Is your kit lens just not cutting it? Do you need a little more reach from your camera? If so, what you’re in need of is a telephoto lens. Telephoto lenses start at focal lengths above 50mm and go upwards of 800mm and are designed to give you more reach. Short telephotos are popular for portraiture, while long telephotos are good for sports and wildlife. Telephoto lenses come in both fixed and zoom varieties, and with Canon, Nikon, and third parties offering many different models, there’s no shortage to choose from.
To help you whittle down your choices, we’ve rounded up our favorite telephoto lenses on the market, from industry classics to new and exciting options. As telephoto lenses can reach some pretty extremes prices, we also offer our recommendation for whether you should buy or rent a given lens.
The Classic (70-200mm)
If you ask almost any photographer what their favorite telephoto lens is, there’s a very good chance they’ll respond with their favorite brand’s take on the iconic 70-200mm telephoto zoom lens. Canon, Nikon, Sigma, and Tamron all have their own take on this classic lens design. And almost every company has both an f/2.8 and f/4 version, with a few exceptions.

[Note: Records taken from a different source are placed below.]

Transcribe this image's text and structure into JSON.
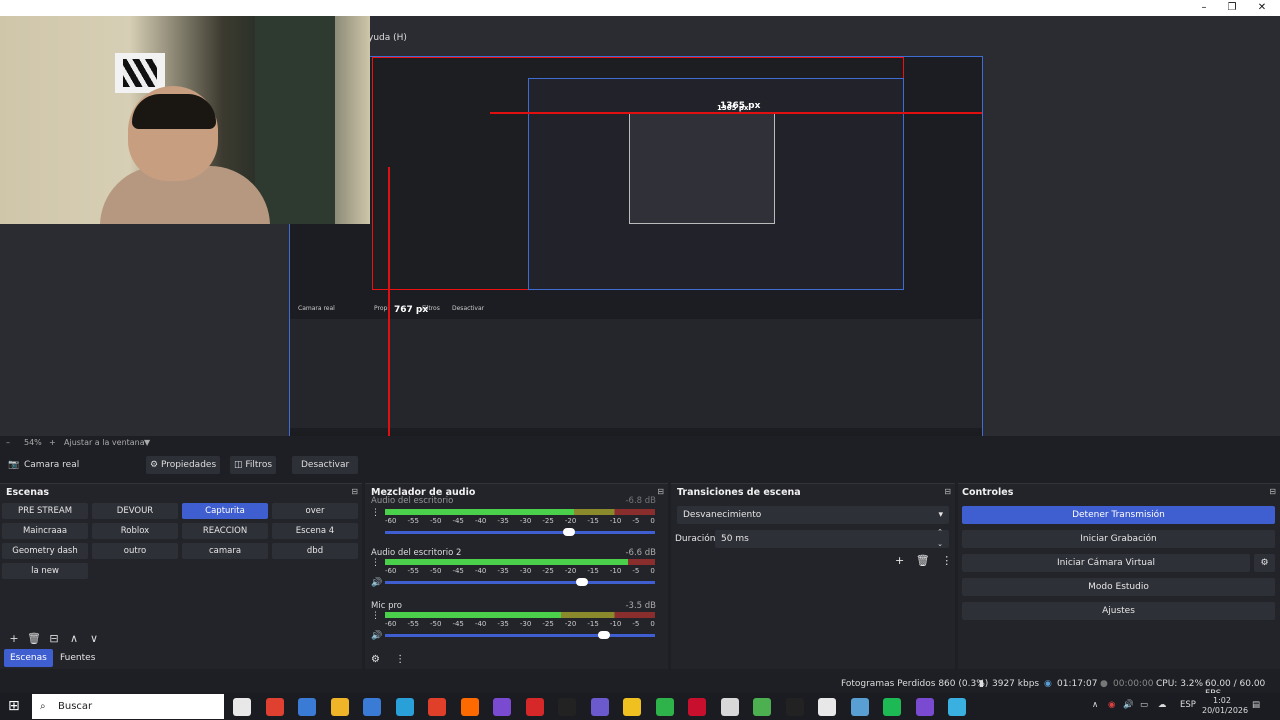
{
  "menu": {
    "help_label": "yuda (H)"
  },
  "window_controls": {
    "minimize": "–",
    "maximize": "❐",
    "close": "✕"
  },
  "preview": {
    "measure_h": "1365 px",
    "measure_v": "767 px",
    "nested_measure_h": "1365 px",
    "nested_labels": {
      "propiedades": "Propi",
      "filtros": "Filtros",
      "desactivar": "Desactivar",
      "camara": "Camara real"
    }
  },
  "zoom": {
    "minus": "–",
    "value": "54%",
    "plus": "+",
    "fit_label": "Ajustar a la ventana",
    "dropdown": "▼"
  },
  "source_toolbar": {
    "source_name": "Camara real",
    "properties": "Propiedades",
    "filters": "Filtros",
    "deactivate": "Desactivar"
  },
  "scenes": {
    "title": "Escenas",
    "undock": "⊟",
    "items": [
      "PRE STREAM",
      "DEVOUR",
      "Capturita",
      "over",
      "Maincraaa",
      "Roblox",
      "REACCION",
      "Escena 4",
      "Geometry dash",
      "outro",
      "camara",
      "dbd",
      "la new"
    ],
    "active": "Capturita",
    "tools": [
      "+",
      "🗑",
      "⊟",
      "∧",
      "∨"
    ],
    "tabs": [
      "Escenas",
      "Fuentes"
    ]
  },
  "mixer": {
    "title": "Mezclador de audio",
    "undock": "⊟",
    "scale": [
      "-60",
      "-55",
      "-50",
      "-45",
      "-40",
      "-35",
      "-30",
      "-25",
      "-20",
      "-15",
      "-10",
      "-5",
      "0"
    ],
    "channels": [
      {
        "name": "Audio del escritorio",
        "db": "-6.8 dB",
        "level": 0.7,
        "volume": 0.68
      },
      {
        "name": "Audio del escritorio 2",
        "db": "-6.6 dB",
        "level": 0.9,
        "volume": 0.73
      },
      {
        "name": "Mic pro",
        "db": "-3.5 dB",
        "level": 0.65,
        "volume": 0.81
      }
    ],
    "tools": [
      "⚙",
      "⋮"
    ]
  },
  "transitions": {
    "title": "Transiciones de escena",
    "undock": "⊟",
    "selected": "Desvanecimiento",
    "duration_label": "Duración",
    "duration_value": "50 ms",
    "tools": [
      "+",
      "🗑",
      "⋮"
    ]
  },
  "controls": {
    "title": "Controles",
    "undock": "⊟",
    "buttons": [
      "Detener Transmisión",
      "Iniciar Grabación",
      "Iniciar Cámara Virtual",
      "Modo Estudio",
      "Ajustes"
    ],
    "active": "Detener Transmisión"
  },
  "status": {
    "dropped": "Fotogramas Perdidos 860 (0.3%)",
    "bitrate": "3927 kbps",
    "stream_time": "01:17:07",
    "rec_time": "00:00:00",
    "cpu": "CPU: 3.2%",
    "fps": "60.00 / 60.00 FPS"
  },
  "taskbar": {
    "search_placeholder": "Buscar",
    "lang": "ESP",
    "time": "1:02",
    "date": "20/01/2026",
    "colors": [
      "#e8e8e8",
      "#e04030",
      "#3a7bd5",
      "#f0b429",
      "#3a7bd5",
      "#2aa0d8",
      "#e0402a",
      "#ff6a00",
      "#7a4ad0",
      "#d62828",
      "#222222",
      "#6a5acd",
      "#f0c020",
      "#2db34a",
      "#c8102e",
      "#d8d8d8",
      "#4caf50",
      "#222222",
      "#e8e8e8",
      "#5a9fd4",
      "#1db954",
      "#7a4ad0",
      "#3ab0e0"
    ]
  }
}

As to why this lens is so popular, the answer is fairly straightforward — it’s a versatile lens that performs admirably both indoors and out, useful for everything from weddings to sports. The fast aperture of the f/2.8 version grants better low light capability and a shallower depth of field, while and f/4 model is lighter and more portable (and less expensive). Whatever version you choose, and from whatever manufacturer you pick, it’s hard to go wrong with a 70-200mm lens.

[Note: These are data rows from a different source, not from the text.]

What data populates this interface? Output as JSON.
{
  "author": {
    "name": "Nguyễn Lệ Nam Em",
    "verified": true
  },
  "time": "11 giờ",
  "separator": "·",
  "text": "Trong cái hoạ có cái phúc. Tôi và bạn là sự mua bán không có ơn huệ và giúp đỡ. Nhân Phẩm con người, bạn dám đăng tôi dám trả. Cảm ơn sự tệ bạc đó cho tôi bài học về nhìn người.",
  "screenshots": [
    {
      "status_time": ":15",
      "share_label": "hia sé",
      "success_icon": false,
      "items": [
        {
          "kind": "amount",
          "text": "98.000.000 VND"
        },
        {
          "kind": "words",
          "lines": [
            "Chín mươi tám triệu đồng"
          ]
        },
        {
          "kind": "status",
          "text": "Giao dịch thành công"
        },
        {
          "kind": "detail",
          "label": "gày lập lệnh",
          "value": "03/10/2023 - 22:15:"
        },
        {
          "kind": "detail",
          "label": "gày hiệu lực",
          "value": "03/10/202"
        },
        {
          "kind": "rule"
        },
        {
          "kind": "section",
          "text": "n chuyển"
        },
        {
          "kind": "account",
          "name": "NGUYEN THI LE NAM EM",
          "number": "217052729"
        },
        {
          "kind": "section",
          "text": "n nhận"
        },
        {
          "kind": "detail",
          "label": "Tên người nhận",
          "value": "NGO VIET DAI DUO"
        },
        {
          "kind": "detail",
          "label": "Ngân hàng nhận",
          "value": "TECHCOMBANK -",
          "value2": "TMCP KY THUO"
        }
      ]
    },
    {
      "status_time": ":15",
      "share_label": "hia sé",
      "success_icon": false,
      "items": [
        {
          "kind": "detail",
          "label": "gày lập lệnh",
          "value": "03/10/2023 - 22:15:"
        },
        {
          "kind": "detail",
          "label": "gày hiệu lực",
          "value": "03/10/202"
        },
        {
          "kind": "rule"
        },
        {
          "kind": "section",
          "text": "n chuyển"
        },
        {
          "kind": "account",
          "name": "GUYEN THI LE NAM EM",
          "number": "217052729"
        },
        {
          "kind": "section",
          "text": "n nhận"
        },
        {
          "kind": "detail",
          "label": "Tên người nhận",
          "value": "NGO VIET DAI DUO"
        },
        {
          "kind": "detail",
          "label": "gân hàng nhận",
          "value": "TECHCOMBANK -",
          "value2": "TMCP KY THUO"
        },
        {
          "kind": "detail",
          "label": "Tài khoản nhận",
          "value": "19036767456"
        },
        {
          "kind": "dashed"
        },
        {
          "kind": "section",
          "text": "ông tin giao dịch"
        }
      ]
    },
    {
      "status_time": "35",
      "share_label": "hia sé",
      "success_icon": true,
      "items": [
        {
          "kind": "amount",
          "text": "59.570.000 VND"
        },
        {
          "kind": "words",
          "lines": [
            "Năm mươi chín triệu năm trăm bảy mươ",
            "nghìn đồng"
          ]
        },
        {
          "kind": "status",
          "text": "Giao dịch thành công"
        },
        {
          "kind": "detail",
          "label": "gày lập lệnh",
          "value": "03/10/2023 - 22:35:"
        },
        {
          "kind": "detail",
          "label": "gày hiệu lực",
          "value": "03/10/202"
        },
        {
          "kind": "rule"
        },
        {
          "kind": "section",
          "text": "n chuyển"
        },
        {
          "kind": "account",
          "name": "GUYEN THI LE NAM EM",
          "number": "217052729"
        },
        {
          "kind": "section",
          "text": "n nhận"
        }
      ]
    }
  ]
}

Buy or rent?
Ranging from $ 1,200 to nearly $ 3,000, the 70-200mm f/2.8 is not a cheap lens. Still, our recommendation is to buy. This is such a versatile lens that you’ll be able to use it often and for years to come.
Canon/Nikon 135mm f/2 (and Sigma 135mm f/1.8)
If you don’t need the zoom of the 70-200mm lens and want something right down the middle that’s perfect for portrait photography, look no further than the 135mm f/2 lens. Both Canon and Nikon make their own versions of this lens, while Sigma also makes a 135mm lens (pictured above), although it’s a bit faster with a maximum f/1.8 aperture. This focal length combines with the shallow depth of field makes for absolutely wonderful portraits and a perfect companion for low-light environments, such as many wedding venues.
Buy or rent?
With prices from $ 1,000 to $ 1,400, this is a good one to buy if you’re into portrait or low light photography. One caveat: The Nikon version is an older design that won’t autofocus on many newer camera bodies, so Nikon shooters may want to opt for the Sigma version.
Canon/Nikon 200mm f/2
This lens might not be as popular as others on the list, but it’s a sleeper well worth taking a look at — if you can afford it. Canon and Nikon both offer this lens with image stabilization, and Sigma has filed a patent for an equivalent lens to presumably add to its lineup of “Sports” lenses. This is anything but a compact lens, but the low-light capabilities and 200mm focal length make it fantastic for indoor or nighttime sporting events. Just be sure you bring along a monopod so you don’t have to handhold it the entire time.
Buy or rent?
With prices starting around $ 5,700, we strongly suggest renting this lens. Professionals who depend on it will likely choose to buy, but the specialized nature of this lens make it a rare treat for the rest of us.
Canon/Nikon 400mm f/2.8
Seen on the sidelines of all major sporting events, the 400mm f/2.8 (and maybe its smaller f/4 cousin) is a workhorse lens for sports and wildlife photographers. Canon and Nikon offer versions of this lens, and Sigma has a patent for one, as well. The 400mm focal length is fantastic for sports where the action is across the field of play and the f/2.8 aperture not only makes for creamy smooth bokeh, but also makes it easier to keep shooting even when the sun starts to drop.
Buy or rent?
This behemoth lens is accompanied by an equally large price. Depending on what version you go with, it may cost upwards of $ 12,000, so this is certainly an investment typically reserved for professional photographers and news or stock agencies. For the rest of us, the 400mm f/2.8 is a good option as a rental.
Sigma 60-600mm f/4.5-6.3
If it’s range you need, it’s range you’ll get with Sigma’s ridiculous 60-600mm f/4.5-6.3 DG OS HSM lens. Claimed to be the world’s first 10x optical zoom telephoto lens with a tele end of 600mm, this lens uses Sigma’s latest technology to cover almost every focal length imaginable. It isn’t the fastest lens, with a maximum aperture of f/4.5-6.3 depending on the focal length, but you won’t find a lens with more range than this.
Buy or rent?
At $ 2,000, the 60-600mm isn’t what we’d call cheap, but it still offers a dizzying amount of zoom flexibility for that price. If you can afford it, we say buy it — you can use it in a variety of situations as an outdoor workhorse lens.